Thank you very much.
Mr. de Guzman:XL): Again, sir. Tatanong ko lang po kasi sinasabi po ni Presidente every time na humaharap siya sa troops, PNP, as AFP, kahapon po sa BJMP, sabi niya doblado ang sweldo ng tropa sa January, next year. Maaari po ba naming malaman kung saan po nahuhugot ng Presidente ‘yung ganung statements na bina-base po ba ito sa batas? Kasi po sa SSL po, sa Salary Standardization ng government, wala naman po dun na dodoble ‘yung suweldo ng mga government official — ng troops?
PRESIDENTIAL SPOKESPERSON ABELLA: Well, first and foremost you have to understand where the President is acting. He is not acting like a manager, he’s acting like a leader.
Ang tanong niyo kasi kung saan hinuhugot ‘di ba? So basically, he’s really acting as a leader. A leader who is inspirational, a leader who knows where to lead his troops, a leader who knows exactly what to say to his people.
So if that was the — your question, so saan ‘yung hugot.
Mr. de Guzman:XL): So, sir, inspirational talk lang po ito, hindi po siya magma-materialize?
PRESIDENTIAL SPOKESPERSON ABELLA: No. He is a… I think you misunderstand and put words into my mouth, you know.
Basically, I’m saying he’s an inspirational leader. In other words, hindi siya manager, you know, hindi siya, “Maghahanap muna tayo kung saan tayo kukuha.” No. He’s a person who acts and he trusts that his government will be able to produce.
That’s exactly how the nation was… That’s exactly why the people voted him in because they see in him the hope to be able to transform the structure which they have already rejected.
Mr. de Guzman:XL): So, will the troops expect their salary to double next year?
PRESIDENTIAL SPOKESPERSON ABELLA: I’m sure they expect that it will improve somehow.
Mr. de Guzman:XL): Will it be done, sir?
PRESIDENTIAL SPOKESPERSON ABELLA: Well, that’s — that remains to — we have to wait until the numbers are in.
Mr. de Guzman:XL): How will it be done, sir?
PRESIDENTIAL SPOKESPERSON ABELLA: With due diligence.
Mr. de Guzman:XL): Due diligence, sir?
PRESIDENTIAL SPOKESPERSON ABELLA: Yes.
Mr. de Guzman:XL): Because we have our GAA and according to the GAA hindi po sila doble yata parang ganun.
PRESIDENTIAL SPOKESPERSON ABELLA: Well, like I said, we’ll just have to trust the processes.
Ms. Novenario: Sir, good afternoon.
PRESIDENTIAL SPOKESPERSON ABELLA: Yes?
Ms. Novenario: Sir, sa press conference po kahapon ni Budget Secretary Diokno, ang sabi po niya hinihintay na lang po ng Palasyo ‘yung joint resolution ng House of Representatives and Senate para po doon sa wage increase po ng mga uniformed personnel?
PRESIDENTIAL SPOKESPERSON ABELLA: Okay.
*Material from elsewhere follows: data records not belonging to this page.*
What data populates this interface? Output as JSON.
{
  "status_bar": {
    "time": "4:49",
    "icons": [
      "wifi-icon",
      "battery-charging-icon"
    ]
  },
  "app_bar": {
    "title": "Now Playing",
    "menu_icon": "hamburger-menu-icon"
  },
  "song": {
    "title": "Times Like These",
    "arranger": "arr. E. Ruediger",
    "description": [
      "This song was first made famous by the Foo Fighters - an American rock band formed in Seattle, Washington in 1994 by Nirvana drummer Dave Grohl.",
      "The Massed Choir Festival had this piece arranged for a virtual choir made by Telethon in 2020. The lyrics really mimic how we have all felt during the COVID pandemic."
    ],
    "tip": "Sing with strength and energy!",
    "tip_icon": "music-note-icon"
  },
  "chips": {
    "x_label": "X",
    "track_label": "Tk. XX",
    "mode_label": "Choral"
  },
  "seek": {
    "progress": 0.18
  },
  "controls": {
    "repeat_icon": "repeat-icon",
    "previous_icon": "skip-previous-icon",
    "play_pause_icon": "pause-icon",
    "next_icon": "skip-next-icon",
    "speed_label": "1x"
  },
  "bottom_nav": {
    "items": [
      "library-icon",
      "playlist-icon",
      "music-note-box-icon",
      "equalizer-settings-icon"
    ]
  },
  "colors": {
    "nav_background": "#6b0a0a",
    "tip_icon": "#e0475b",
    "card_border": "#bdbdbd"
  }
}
Is that the answer?
Ms. Novenario: Oo. ‘Yun po ‘yung sabi niya kahapon.
PRESIDENTIAL SPOKESPERSON ABELLA: Okay.
Ms. Novenario: So, sabi niya mag-a-amount po ito ng 60 to — 60 billion plus, so may update na po ba kayo doon o—?
PRESIDENTIAL SPOKESPERSON ABELLA: Ma’am, as of now, wala po. But — as of this moment wala po kaming natatanggap. But, you know, that’s the kind of action that we’re waiting on.
Ms. Novenario: Thank you.
PRESIDENTIAL SPOKESPERSON ABELLA: Yes, Joseph?
Mr. Morong: Hi, sir. Sir, ‘yung kay Dr. Badoy-Partosa, assuming that is true and inilabas na naman DSWD ano, PCO spokesperson po siya?
PRESIDENTIAL SPOKESPERSON ABELLA: Hindi ko pa din masasabi na oo dahil hindi — hindi pa natin nakikita ‘yung papel, tama? So this is just ‘yung bali-balita nagkalat, you know, but hantayin na po natin pagdating.
Mr. Morong: Sir, fake news? Charing. Sir, how many — how many spokespersons do we need?
PRESIDENTIAL SPOKESPERSON ABELLA: I don’t know. I’m the only one here. [laughter]
Mr. Morong: Eh kung gagawin niyo, sir, PCO spox ‘yun, who is she going to speak for?
PRESIDENTIAL SPOKESPERSON ABELLA: Martin Andanar.
Mr. Morong: Yeah? And you’re thoughts about this, sir?
PRESIDENTIAL SPOKESPERSON ABELLA: Excellent. O ‘di ba?
Mr. Morong: Why, sir?
PRESIDENTIAL SPOKESPERSON ABELLA: Why not? You know, if he feels the need to have a spokesperson, so why not?
Mr. Morong: Okay. Fair enough.
PRESIDENTIAL SPOKESPERSON ABELLA: ‘Di ba?
Mr. Morong: Thank you.
— END —